    This theorem regarding justice,if,then,is at best pertinacous
    maybe even an oxymoron.
    To have a priori knowledge is to then know and understand
    the time,place,position in life and even picking your own parents. Can
    you even begin to imagine the quandary and ramifications this situation
    would present – to everyone? Put another way,if everyone were given
    the same information at the same time,we might vote, it as an
    impossible mission !
    Thanking you for your attention to this matter, –

  2. commoner3 said on March 2nd, 2011 at 11:44am #

    Re: MICHAEL said on March 2nd, 2011 at 10:23am #

    MICHAEL wrote:
    “Mr.David Macaray: 3/02/2011
    This theorem regarding justice,if,then,is at best pertinacous
    maybe even an oxymoron.
    To have a priori knowledge is to then know and understand
    the time,place,position in life and even picking your own parents….”

    You completely misunderstood the article. The assumption is that everyone knew NOTHING in advance, about his own life, when they established the rules and provisions for a just society.
    Please, re-read the article!

  3. John Andrews said on March 2nd, 2011 at 11:34pm #

    Justice is very simple to define. It is what ordinary people, PROPERLY INFORMED, say it is. This is the underlying principle of trial by jury which, despite its imperfections, is still the best system we have for deciding the issue.

    The real problem is arranging for people to be properly informed. Now that’s a serious can of worms.

    As for unions being a god-given right… well that would be o.k. if there was such a thing as god, which of course there isn’t. In our existing system of non-democracy, non-justice, non-humanity unions are indeed very important – but the bottom line is that if we had a proper humane society we wouldn’t need unions at all.

  4. Maien said on March 3rd, 2011 at 4:33pm #

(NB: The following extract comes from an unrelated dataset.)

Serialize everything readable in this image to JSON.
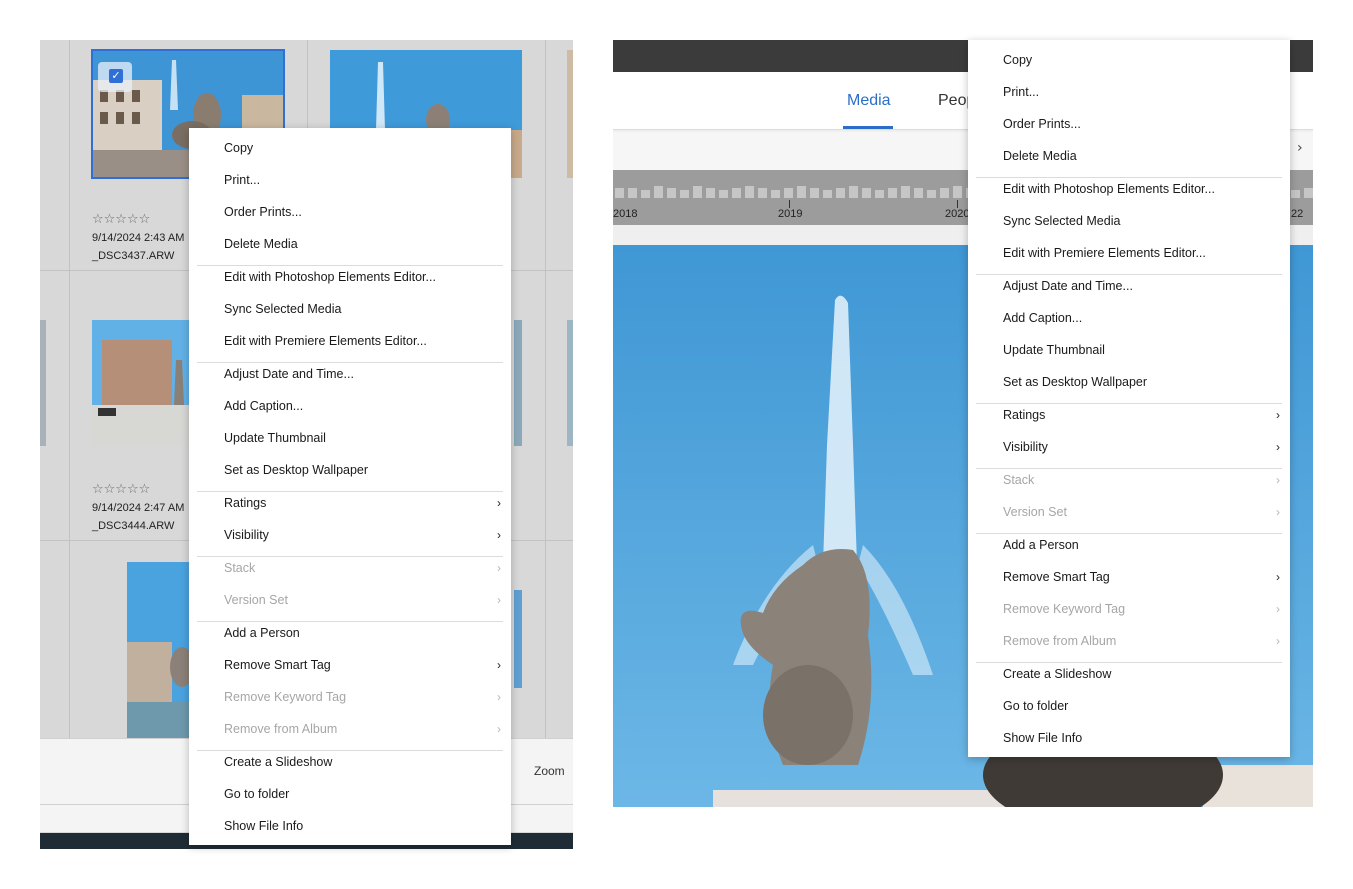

    Good Point. What a great reminder that when an individual is non- judgemental they are empowered to create choices which are fair to each member of the community.